» Brief
Print the entries below in their entirety, exactly as they are written.

» Data shown
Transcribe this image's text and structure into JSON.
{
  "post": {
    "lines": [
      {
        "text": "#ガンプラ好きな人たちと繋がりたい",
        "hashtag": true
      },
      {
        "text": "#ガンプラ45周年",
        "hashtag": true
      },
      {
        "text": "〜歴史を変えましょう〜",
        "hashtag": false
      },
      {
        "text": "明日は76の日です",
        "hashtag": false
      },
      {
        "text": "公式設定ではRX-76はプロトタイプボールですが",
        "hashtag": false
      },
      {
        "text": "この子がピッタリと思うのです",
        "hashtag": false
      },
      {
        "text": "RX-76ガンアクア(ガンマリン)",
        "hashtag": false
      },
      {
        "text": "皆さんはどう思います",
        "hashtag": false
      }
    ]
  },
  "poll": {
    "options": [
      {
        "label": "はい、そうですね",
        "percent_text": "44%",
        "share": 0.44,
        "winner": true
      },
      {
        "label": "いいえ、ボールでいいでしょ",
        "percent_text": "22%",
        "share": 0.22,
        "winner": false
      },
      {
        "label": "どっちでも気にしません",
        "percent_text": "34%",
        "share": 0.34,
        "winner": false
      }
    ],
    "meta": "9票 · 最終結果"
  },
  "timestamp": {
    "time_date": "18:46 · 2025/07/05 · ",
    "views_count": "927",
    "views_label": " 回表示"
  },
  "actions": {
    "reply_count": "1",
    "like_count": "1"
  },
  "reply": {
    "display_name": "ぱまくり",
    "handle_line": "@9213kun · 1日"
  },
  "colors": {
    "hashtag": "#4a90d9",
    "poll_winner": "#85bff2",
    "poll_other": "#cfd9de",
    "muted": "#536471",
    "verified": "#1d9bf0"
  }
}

» Exercise response
Transcribe this image's text and structure into JSON.
{
  "post": {
    "lines": [
      {
        "text": "#ガンプラ好きな人たちと繋がりたい",
        "hashtag": true
      },
      {
        "text": "#ガンプラ45周年",
        "hashtag": true
      },
      {
        "text": "〜歴史を変えましょう〜",
        "hashtag": false
      },
      {
        "text": "明日は76の日です",
        "hashtag": false
      },
      {
        "text": "公式設定ではRX-76はプロトタイプボールですが",
        "hashtag": false
      },
      {
        "text": "この子がピッタリと思うのです",
        "hashtag": false
      },
      {
        "text": "RX-76ガンアクア(ガンマリン)",
        "hashtag": false
      },
      {
        "text": "皆さんはどう思います",
        "hashtag": false
      }
    ]
  },
  "poll": {
    "options": [
      {
        "label": "はい、そうですね",
        "percent_text": "44%",
        "share": 0.44,
        "winner": true
      },
      {
        "label": "いいえ、ボールでいいでしょ",
        "percent_text": "22%",
        "share": 0.22,
        "winner": false
      },
      {
        "label": "どっちでも気にしません",
        "percent_text": "34%",
        "share": 0.34,
        "winner": false
      }
    ],
    "meta": "9票 · 最終結果"
  },
  "timestamp": {
    "time_date": "18:46 · 2025/07/05 · ",
    "views_count": "927",
    "views_label": " 回表示"
  },
  "actions": {
    "reply_count": "1",
    "like_count": "1"
  },
  "reply": {
    "display_name": "ぱまくり",
    "handle_line": "@9213kun · 1日"
  },
  "colors": {
    "hashtag": "#4a90d9",
    "poll_winner": "#85bff2",
    "poll_other": "#cfd9de",
    "muted": "#536471",
    "verified": "#1d9bf0"
  }
}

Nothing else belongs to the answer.